Johnny Carson occupies a special category: the talented comedian who channels that talent into a late-night variety show, in which a singer or comedian or pianist performs, then sits and banters with the host. No one could do that like Carson.
Another special category is reserved for Oprah Winfrey. I shouldn’t even comment on Oprah, since hers is not a prime-time program, and since I haven’t watched her enough to comment intelligently. But if she has any performing talent I’m unaware of it. She obviously connects with her audience, as Arthur Godfrey connected with his audience.
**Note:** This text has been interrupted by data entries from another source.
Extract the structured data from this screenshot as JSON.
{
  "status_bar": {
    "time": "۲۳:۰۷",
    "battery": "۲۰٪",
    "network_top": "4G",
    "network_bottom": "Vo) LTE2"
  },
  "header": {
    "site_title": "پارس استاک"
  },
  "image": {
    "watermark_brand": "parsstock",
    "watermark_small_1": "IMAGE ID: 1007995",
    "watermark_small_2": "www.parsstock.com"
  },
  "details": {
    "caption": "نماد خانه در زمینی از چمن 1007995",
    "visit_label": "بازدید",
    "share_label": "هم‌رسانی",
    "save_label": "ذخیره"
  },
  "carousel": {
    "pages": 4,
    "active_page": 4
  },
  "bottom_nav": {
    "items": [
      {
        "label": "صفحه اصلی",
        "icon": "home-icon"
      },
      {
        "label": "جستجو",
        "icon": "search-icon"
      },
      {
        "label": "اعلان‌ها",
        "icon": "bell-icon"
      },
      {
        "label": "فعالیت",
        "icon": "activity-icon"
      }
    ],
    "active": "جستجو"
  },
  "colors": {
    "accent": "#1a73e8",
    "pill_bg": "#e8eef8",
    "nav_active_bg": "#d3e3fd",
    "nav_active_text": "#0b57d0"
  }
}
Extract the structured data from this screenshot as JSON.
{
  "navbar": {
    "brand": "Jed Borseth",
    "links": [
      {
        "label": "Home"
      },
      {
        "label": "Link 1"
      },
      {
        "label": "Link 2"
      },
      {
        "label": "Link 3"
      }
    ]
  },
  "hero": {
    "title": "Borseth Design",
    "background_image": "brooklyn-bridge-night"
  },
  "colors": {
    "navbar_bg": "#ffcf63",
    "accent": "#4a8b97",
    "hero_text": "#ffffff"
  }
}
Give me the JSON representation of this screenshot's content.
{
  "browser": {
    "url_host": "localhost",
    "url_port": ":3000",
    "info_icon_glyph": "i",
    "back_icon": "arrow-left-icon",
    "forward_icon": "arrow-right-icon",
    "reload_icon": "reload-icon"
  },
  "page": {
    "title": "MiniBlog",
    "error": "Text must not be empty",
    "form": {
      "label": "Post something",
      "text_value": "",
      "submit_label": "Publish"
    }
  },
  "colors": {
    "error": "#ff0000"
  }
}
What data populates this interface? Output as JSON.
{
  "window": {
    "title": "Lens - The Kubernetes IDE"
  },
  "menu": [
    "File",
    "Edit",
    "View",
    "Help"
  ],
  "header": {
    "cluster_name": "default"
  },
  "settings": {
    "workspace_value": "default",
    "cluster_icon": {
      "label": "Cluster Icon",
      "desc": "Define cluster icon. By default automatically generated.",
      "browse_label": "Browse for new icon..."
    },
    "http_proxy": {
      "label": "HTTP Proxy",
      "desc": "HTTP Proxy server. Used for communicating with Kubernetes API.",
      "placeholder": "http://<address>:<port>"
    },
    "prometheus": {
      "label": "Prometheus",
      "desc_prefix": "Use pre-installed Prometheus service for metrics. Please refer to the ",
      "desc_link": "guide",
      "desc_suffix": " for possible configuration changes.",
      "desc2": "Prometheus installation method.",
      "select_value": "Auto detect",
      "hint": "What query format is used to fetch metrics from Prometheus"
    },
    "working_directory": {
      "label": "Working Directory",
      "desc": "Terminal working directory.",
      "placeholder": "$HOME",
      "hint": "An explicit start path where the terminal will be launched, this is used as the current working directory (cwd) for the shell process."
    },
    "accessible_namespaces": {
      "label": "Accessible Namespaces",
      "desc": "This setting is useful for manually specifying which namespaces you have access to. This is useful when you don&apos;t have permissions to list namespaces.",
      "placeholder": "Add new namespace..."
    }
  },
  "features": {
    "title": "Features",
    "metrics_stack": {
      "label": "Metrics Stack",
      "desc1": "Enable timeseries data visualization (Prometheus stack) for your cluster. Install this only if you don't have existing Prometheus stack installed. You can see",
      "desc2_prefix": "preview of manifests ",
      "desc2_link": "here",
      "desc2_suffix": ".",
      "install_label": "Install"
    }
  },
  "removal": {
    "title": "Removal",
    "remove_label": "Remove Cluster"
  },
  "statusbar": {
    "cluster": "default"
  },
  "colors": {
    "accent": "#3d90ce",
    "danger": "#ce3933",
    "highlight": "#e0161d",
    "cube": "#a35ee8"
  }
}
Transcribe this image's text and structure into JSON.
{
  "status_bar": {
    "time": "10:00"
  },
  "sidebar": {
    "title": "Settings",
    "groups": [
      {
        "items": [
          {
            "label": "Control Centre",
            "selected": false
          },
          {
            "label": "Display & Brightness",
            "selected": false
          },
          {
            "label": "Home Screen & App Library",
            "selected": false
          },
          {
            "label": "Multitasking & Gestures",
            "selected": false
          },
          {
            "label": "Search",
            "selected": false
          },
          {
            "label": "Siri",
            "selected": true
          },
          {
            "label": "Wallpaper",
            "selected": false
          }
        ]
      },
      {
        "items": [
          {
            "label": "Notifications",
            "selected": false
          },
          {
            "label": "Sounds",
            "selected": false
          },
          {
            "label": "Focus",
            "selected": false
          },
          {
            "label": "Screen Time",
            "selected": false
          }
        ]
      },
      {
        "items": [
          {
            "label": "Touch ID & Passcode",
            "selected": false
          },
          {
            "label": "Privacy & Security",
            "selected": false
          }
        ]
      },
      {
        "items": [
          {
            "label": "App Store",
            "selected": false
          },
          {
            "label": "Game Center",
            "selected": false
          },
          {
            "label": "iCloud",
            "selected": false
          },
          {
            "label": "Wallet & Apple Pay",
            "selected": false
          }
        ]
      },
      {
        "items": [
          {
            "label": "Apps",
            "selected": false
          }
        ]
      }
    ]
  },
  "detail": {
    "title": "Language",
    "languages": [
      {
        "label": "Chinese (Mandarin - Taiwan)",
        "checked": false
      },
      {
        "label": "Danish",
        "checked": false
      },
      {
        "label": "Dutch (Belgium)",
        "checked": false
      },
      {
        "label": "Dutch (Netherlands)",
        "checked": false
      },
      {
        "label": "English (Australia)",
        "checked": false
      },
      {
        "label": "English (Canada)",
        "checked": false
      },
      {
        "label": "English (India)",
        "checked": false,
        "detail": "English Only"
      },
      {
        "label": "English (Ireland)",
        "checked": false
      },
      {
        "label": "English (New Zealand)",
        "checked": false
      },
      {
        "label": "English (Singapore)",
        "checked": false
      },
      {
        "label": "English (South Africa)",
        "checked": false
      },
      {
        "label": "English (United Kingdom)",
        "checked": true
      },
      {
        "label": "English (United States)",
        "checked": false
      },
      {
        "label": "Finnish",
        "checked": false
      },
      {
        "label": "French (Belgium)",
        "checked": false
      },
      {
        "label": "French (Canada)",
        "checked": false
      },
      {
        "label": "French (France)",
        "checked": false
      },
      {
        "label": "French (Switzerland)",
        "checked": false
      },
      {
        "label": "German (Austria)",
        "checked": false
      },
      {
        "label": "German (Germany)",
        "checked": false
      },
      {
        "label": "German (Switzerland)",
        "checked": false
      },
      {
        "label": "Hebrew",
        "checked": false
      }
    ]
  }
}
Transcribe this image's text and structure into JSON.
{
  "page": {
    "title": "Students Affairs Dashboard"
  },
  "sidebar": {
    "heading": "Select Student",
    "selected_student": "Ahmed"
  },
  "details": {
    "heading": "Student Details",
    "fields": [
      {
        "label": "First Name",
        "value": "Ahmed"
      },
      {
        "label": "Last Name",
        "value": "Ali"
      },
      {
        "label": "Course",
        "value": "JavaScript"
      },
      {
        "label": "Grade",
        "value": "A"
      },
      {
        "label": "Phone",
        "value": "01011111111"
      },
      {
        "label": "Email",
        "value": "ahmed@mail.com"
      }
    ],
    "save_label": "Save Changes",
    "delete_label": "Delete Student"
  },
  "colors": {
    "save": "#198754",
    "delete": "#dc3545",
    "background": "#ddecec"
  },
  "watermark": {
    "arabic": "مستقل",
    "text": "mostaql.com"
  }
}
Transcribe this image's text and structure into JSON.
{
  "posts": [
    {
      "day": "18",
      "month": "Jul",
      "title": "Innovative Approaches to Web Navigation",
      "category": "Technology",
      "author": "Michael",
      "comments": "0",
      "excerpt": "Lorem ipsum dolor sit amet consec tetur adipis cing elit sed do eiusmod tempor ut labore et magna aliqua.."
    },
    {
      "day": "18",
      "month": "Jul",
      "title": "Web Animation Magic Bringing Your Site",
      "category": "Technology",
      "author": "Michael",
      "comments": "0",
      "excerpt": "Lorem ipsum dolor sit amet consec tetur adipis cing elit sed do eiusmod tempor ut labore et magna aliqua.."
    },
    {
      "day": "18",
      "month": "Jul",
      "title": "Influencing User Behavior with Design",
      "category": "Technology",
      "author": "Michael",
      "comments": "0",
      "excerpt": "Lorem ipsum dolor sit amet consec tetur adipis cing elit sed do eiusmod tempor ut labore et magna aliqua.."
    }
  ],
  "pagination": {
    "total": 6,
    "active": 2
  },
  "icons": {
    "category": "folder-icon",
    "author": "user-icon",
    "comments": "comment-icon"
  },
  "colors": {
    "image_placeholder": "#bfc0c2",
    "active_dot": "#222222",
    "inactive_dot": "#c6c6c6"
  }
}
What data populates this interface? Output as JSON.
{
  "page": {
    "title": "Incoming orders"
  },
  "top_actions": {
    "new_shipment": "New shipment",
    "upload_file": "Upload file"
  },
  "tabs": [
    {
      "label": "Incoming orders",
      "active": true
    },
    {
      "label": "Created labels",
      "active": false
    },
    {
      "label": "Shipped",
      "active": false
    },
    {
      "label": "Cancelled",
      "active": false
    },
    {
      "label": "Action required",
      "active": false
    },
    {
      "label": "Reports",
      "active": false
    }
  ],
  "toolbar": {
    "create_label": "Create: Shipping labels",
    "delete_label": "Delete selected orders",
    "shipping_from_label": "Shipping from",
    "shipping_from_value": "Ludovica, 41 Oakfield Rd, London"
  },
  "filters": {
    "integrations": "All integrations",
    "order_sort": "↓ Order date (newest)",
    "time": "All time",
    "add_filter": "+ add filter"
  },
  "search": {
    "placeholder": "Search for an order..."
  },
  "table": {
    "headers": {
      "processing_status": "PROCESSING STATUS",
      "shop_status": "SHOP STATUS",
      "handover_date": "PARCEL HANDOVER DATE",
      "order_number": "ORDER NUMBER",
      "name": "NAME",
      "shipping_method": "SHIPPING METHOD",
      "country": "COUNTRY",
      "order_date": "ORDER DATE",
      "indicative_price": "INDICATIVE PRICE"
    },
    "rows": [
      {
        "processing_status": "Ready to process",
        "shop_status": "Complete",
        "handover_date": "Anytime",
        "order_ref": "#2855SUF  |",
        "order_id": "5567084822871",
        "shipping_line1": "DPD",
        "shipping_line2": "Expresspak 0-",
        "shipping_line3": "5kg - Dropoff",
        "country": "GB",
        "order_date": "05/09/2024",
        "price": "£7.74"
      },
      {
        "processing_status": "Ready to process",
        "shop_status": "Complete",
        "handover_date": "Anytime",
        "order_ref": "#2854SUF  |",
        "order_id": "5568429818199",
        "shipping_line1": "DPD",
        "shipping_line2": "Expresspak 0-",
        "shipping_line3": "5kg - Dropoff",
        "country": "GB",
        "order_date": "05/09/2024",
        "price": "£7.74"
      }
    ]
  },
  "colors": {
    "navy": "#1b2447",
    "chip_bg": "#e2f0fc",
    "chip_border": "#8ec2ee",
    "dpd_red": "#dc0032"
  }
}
That brings us to Jay Leno and David Letterman, each of whom has a skosh more talent than Ed Sullivan but not enough for you to notice. NBC has just moved Leno to the 10 PM slot to revolutionize evening television, they say, but in fact to save money. Talk is cheap. A talker like Leno costs a fraction of the money it takes to produce a drama, with all those actors, writers, cameramen, special effects, etc. No one really expects viewers’ habits to change much, except that more people may decide to see what’s on PBS or the cable channels at 10 o’clock. More likely, they’ll log onto the internet.
Letterman, once he finishes his opening monologue (that others write for him) is no Will Rogers. He is not even a Jack Paar and he is not remotely a Johnny Carson. He is in the news today for his admitted dalliance with female subordinates, but whatever credit he claimed for “fessing up” was wiped out when he used his embarrassment as the basis of a one-liner. No talent, no class.
But the fade-out of late-night talk was bound to happen, just as the decline of newspapers and magazines had to happen. A digital earthquake has hit the media world, and the aftershocks keep coming. I keep getting magazines even though my subscriptions expired long ago, and the publishers try to lure me back with $10 “special” subscription rates. I don’t bite.
When Leno and Letterman are gone (which, happily, may be soon), it would be nice if television rediscovered the value of talent. The kind of talent you used to see on The Bell Telephone Hour, Your Show of Shows, The Jackie Gleason Show, and The Carol Burnett Show. A show like any of those would cost money, but I’ll bet it would wipe out the prime-time competition. If I’m wrong – if most people would rather watch Jay Leno or “Reality TV” or American Idol, then our collective taste has sunk so far that it is beyond salvation.